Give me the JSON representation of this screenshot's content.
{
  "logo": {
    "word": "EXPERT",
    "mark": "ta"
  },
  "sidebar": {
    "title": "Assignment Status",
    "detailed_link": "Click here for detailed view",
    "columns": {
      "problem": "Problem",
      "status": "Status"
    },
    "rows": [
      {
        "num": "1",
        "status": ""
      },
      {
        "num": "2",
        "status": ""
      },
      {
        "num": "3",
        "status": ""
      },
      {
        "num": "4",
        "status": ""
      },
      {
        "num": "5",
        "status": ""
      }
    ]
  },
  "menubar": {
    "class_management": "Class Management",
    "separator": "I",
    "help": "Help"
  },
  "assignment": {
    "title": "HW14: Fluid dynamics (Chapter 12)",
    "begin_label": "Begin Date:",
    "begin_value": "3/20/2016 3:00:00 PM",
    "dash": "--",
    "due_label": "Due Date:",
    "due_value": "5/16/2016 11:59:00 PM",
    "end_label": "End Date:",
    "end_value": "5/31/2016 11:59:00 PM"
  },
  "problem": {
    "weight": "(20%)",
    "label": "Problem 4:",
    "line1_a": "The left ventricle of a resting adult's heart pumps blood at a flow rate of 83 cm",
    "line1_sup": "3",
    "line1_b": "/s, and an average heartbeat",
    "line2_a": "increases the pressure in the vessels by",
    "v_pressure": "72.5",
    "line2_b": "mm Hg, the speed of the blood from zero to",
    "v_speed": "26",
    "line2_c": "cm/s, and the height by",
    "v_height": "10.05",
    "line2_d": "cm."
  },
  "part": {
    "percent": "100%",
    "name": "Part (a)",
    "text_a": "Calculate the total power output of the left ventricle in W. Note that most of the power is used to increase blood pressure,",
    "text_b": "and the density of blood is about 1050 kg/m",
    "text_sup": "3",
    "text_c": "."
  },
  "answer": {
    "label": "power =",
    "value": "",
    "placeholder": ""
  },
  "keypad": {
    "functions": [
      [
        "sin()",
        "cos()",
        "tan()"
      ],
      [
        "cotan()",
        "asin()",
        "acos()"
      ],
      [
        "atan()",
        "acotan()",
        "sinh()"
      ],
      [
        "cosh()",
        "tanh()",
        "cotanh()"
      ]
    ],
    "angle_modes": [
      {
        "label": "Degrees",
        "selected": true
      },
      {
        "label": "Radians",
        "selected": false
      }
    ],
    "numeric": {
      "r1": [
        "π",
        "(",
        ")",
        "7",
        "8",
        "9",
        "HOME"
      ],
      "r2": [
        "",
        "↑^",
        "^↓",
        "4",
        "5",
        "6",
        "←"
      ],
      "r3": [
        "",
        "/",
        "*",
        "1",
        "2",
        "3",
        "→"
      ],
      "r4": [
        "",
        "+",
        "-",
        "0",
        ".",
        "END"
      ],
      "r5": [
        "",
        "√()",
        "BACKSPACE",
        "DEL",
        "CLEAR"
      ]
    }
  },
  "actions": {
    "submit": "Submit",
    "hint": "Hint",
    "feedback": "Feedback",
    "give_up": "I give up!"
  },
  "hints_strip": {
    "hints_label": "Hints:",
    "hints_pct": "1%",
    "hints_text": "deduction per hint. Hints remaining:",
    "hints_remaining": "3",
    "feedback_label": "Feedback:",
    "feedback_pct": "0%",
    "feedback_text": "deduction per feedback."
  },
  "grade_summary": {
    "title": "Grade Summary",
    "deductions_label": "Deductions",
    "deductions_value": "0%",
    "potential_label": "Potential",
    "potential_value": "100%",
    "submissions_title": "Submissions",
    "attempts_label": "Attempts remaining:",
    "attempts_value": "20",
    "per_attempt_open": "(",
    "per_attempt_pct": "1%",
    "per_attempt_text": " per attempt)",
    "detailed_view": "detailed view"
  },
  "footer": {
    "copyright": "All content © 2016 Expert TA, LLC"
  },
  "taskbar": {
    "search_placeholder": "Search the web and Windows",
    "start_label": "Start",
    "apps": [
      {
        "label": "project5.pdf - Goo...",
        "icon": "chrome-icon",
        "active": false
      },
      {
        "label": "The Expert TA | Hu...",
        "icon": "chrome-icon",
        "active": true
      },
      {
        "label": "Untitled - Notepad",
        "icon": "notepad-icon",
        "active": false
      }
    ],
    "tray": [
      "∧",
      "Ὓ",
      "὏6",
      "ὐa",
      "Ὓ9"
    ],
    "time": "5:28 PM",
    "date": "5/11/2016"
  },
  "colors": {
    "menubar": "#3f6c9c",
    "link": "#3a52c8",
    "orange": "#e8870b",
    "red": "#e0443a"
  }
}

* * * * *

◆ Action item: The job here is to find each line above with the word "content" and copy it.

◆ Problem solution:
Give me the JSON representation of this screenshot's content.
    "copyright": "All content © 2016 Expert TA, LLC"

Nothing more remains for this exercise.